Not only can growing your own herbs be an interesting and rewarding hobby, but research has revealed that the activity can also be beneficial for your health. The presence of plants at home can improve air quality, soothe eye irritation, alleviate stress, and reduce headaches, not to mention the many benefits that can be obtained from the herbs themselves. Read on to discover some of the easiest and most advantageous herbs to grow indoors.
1. Peppermint (Mentha x piperita)
Peppermint is known for its sweet and refreshing taste, which can be enjoyed fresh from the plant in the form of tea. It can be useful for settling the stomach, soothing the mind, and cooling the body if you are overheated. It requires access to some sunlight, so it should be placed on a windowsill when grown indoors. If it is watered regularly and kept free of pests and diseases, the plant will thrive and can be harvested repeatedly throughout the year.

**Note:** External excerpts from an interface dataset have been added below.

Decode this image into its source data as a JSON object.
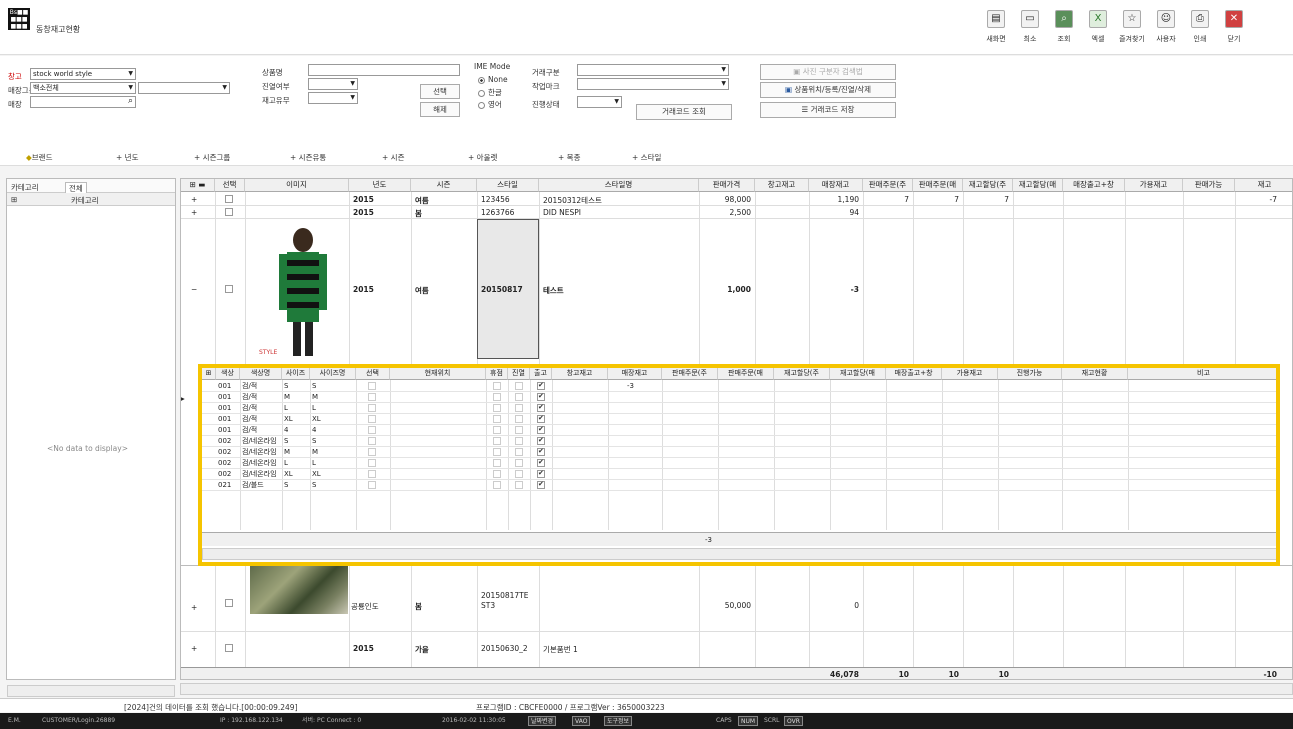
{
  "app": {
    "logo_text": "Bs■■ ■■■ ■■■",
    "title": "동창재고현황"
  },
  "toolbar": [
    {
      "label": "새화면",
      "icon": "new-window-icon"
    },
    {
      "label": "최소",
      "icon": "minimize-icon"
    },
    {
      "label": "조회",
      "icon": "search-icon"
    },
    {
      "label": "엑셀",
      "icon": "excel-icon"
    },
    {
      "label": "즐겨찾기",
      "icon": "favorite-icon"
    },
    {
      "label": "사용자",
      "icon": "user-icon"
    },
    {
      "label": "인쇄",
      "icon": "print-icon"
    },
    {
      "label": "닫기",
      "icon": "close-icon"
    }
  ],
  "filters": {
    "warehouse_label": "창고",
    "warehouse_value": "stock world style",
    "group_label": "매장그룹",
    "group_value": "백소전체",
    "store_label": "매장",
    "store_value": "",
    "product_label": "상품명",
    "product_value": "",
    "display_label": "진열여부",
    "display_value": "",
    "stock_label": "재고유무",
    "stock_value": "",
    "select_btn": "선택",
    "release_btn": "해제",
    "ime_label": "IME Mode",
    "ime_options": [
      "None",
      "한글",
      "영어"
    ],
    "ime_selected": "None",
    "type_label": "거래구분",
    "type_value": "",
    "work_label": "작업마크",
    "work_value": "",
    "status_label": "진행상태",
    "status_value": "",
    "register_btn": "거래코드 조회",
    "right_btn1": "사진 구분자 검색법",
    "right_btn2": "상품위치/등록/진열/삭제",
    "right_btn3": "거래코드 저장"
  },
  "tabs": [
    "브랜드",
    "년도",
    "시즌그룹",
    "시즌유통",
    "시즌",
    "아울렛",
    "복종",
    "스타일"
  ],
  "left_panel": {
    "tabs": [
      "카테고리",
      "전체"
    ],
    "column": "카테고리",
    "empty_text": "<No data to display>"
  },
  "grid": {
    "columns": [
      "선택",
      "이미지",
      "년도",
      "시즌",
      "스타일",
      "스타일명",
      "판매가격",
      "창고재고",
      "매장재고",
      "판매주문(주",
      "판매주문(매",
      "재고할당(주",
      "재고할당(매",
      "매장출고+창",
      "가용재고",
      "판매가능",
      "재고"
    ],
    "rows": [
      {
        "year": "2015",
        "season": "여름",
        "style": "123456",
        "name": "20150312테스트",
        "price": "98,000",
        "store_stock": "1,190",
        "o1": "7",
        "o2": "7",
        "a1": "7",
        "avail": "-7"
      },
      {
        "year": "2015",
        "season": "봄",
        "style": "1263766",
        "name": "DID NESPI",
        "price": "2,500",
        "store_stock": "94"
      },
      {
        "year": "2015",
        "season": "여름",
        "style": "20150817",
        "name": "테스트",
        "price": "1,000",
        "store_stock": "-3"
      },
      {
        "year": "",
        "season": "봄",
        "style": "20150817TE ST3",
        "name": "공룡인도",
        "price": "50,000",
        "store_stock": "0"
      },
      {
        "year": "2015",
        "season": "가을",
        "style": "20150630_2",
        "name": "기본품번 1",
        "price": "",
        "store_stock": ""
      }
    ],
    "totals": {
      "store_stock": "46,078",
      "o1": "10",
      "o2": "10",
      "a1": "10",
      "avail": "-10"
    }
  },
  "subgrid": {
    "columns": [
      "색상",
      "색상명",
      "사이즈",
      "사이즈명",
      "선택",
      "현재위치",
      "휴점",
      "진열",
      "출고",
      "창고재고",
      "매장재고",
      "판매주문(주",
      "판매주문(매",
      "재고할당(주",
      "재고할당(매",
      "매장출고+창",
      "가용재고",
      "진행가능",
      "재고현황",
      "비고"
    ],
    "rows": [
      {
        "color": "001",
        "cname": "검/적",
        "size": "S",
        "sname": "S",
        "stock": "-3"
      },
      {
        "color": "001",
        "cname": "검/적",
        "size": "M",
        "sname": "M",
        "stock": ""
      },
      {
        "color": "001",
        "cname": "검/적",
        "size": "L",
        "sname": "L",
        "stock": ""
      },
      {
        "color": "001",
        "cname": "검/적",
        "size": "XL",
        "sname": "XL",
        "stock": ""
      },
      {
        "color": "001",
        "cname": "검/적",
        "size": "4",
        "sname": "4",
        "stock": ""
      },
      {
        "color": "002",
        "cname": "검/네온라임",
        "size": "S",
        "sname": "S",
        "stock": ""
      },
      {
        "color": "002",
        "cname": "검/네온라임",
        "size": "M",
        "sname": "M",
        "stock": ""
      },
      {
        "color": "002",
        "cname": "검/네온라임",
        "size": "L",
        "sname": "L",
        "stock": ""
      },
      {
        "color": "002",
        "cname": "검/네온라임",
        "size": "XL",
        "sname": "XL",
        "stock": ""
      },
      {
        "color": "021",
        "cname": "검/블드",
        "size": "S",
        "sname": "S",
        "stock": ""
      }
    ],
    "total": "-3"
  },
  "status": {
    "left": "[2024]건의 데이터를 조회 했습니다.[00:00:09.249]",
    "right": "프로그램ID : CBCFE0000 / 프로그램Ver : 3650003223"
  },
  "taskbar": [
    "E.M.",
    "CUSTOMER/Login.26889",
    "IP : 192.168.122.134",
    "서버: PC Connect : 0",
    "2016-02-02 11:30:05",
    "날짜변경",
    "VAO",
    "도구정보",
    "CAPS",
    "NUM",
    "SCRL",
    "OVR"
  ],
  "colors": {
    "highlight": "#f5c400"
  }
}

2. Aloe (Aloe vera)
Aloe plants store water in their thick leaves. In order not to "drown" your aloe, make sure that the soil is completely dry before watering the plant.
Aloe is well-known for its healing properties. It is a natural antiseptic and anti-inflammatory that should be applied directly to burns and wounds for immediate relief and rapid healing. A branch can simply be cut, and the abundant gel - or sap - will ooze out for topical application. Partially-cultivated plants can be found at most garden centers, or they can be easily propagated by cuttings at home. Throughout growth, aloe requires generous watering once a week and adequate sunlight. Place your aloe near a window in a warm environment of around 70 - 80°F (21 - 26°C).
3. Basil (Ocimum basilicum)
To avoid downy mildew, keep your basil in a dry environment and water only the base of the plant.
A well-known fragrant herb, basil is very popular for culinary uses, particularly in Italian cuisine. Basil is known to have several health benefits, including lowering blood sugar levels and blood pressure. It can be eaten raw or cooked, and it is often seen in healthy smoothie recipes. Novice gardeners love basil because it is easy to grow in a sunny spot of the kitchen, at a temperature range of 50 - 70°F (10 - 21°C). It should be watered little and often and can be pruned frequently - whenever a few leaves are required, they can simply be torn off, and new ones will grow.
4. Thyme (Thymus vulgaris)
In addition to being a tasty ingredient in many dishes and marinades, thyme has several medicinal uses that make it a beneficial herb to grow within the household. It has antiseptic and antifungal properties, which are useful for treating wounds and both internal and external infections. The most common method of consuming the herb is in food, but it is also possible to make a mild thyme syrup for cough prevention or an aromatic infusion to treat the common cold. Thyme can be grown on a windowsill or in a sunroom; it requires a temperature of around 60 - 70°F (16 - 21°C), watering once or twice a week and regular pruning.
5. Echinacea (Echinacea purpurea)
Echinacea is regularly suggested by herbalists to treat or prevent the common cold because it is rich in antioxidants that help strengthen the immune system. Echinacea tea is possibly the most popular form of ingesting the plant; however, an echinacea tincture for immunity enhancement can also be easily prepared at home. Echinacea will grow happily indoors if kept in a sunny space at a temperature of 65 - 70°F (18 - 21°C) with regular irrigation.
These are just five of many helpful medicinal herbs that can be grown indoors. With some care and attention, it is possible to cultivate these plants year-round, which can be rewarding and extremely satisfying. Not only will the herbs be useful for remedies and cooking, but they will also brighten up the home with their delightful features and pleasant fragrance.
- The Complete Guide to Growing Windowsill Plants: Everything You Need to Know
- The Green Pharmacy: New Discoveries in Herbal Remedies for Common Diseases, pp. 12-13
- University of Maryland Medical Center, Echinacea